* _What you are asked to do_: Pull every line containing the word "automation" from the records.

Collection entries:
[Start of Attachment]

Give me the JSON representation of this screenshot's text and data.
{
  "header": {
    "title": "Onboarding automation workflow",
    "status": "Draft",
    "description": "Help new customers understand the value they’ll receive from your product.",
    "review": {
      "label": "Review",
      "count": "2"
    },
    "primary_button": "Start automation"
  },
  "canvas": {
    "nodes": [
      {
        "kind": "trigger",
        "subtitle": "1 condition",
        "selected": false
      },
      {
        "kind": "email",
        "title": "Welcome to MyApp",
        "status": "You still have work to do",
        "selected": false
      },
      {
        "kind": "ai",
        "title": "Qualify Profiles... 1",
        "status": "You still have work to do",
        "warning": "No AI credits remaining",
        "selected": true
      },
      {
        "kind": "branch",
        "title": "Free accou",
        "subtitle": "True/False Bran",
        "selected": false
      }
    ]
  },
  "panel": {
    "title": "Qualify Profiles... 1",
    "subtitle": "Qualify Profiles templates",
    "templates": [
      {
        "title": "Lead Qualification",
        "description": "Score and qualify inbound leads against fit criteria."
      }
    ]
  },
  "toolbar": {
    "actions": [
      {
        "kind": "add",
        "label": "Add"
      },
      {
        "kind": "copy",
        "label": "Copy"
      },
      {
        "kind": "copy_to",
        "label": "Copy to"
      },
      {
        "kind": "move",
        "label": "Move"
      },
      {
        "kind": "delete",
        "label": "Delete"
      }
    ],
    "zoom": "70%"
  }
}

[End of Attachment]

* _Solution_:
    "title": "Onboarding automation workflow",
    "primary_button": "Start automation"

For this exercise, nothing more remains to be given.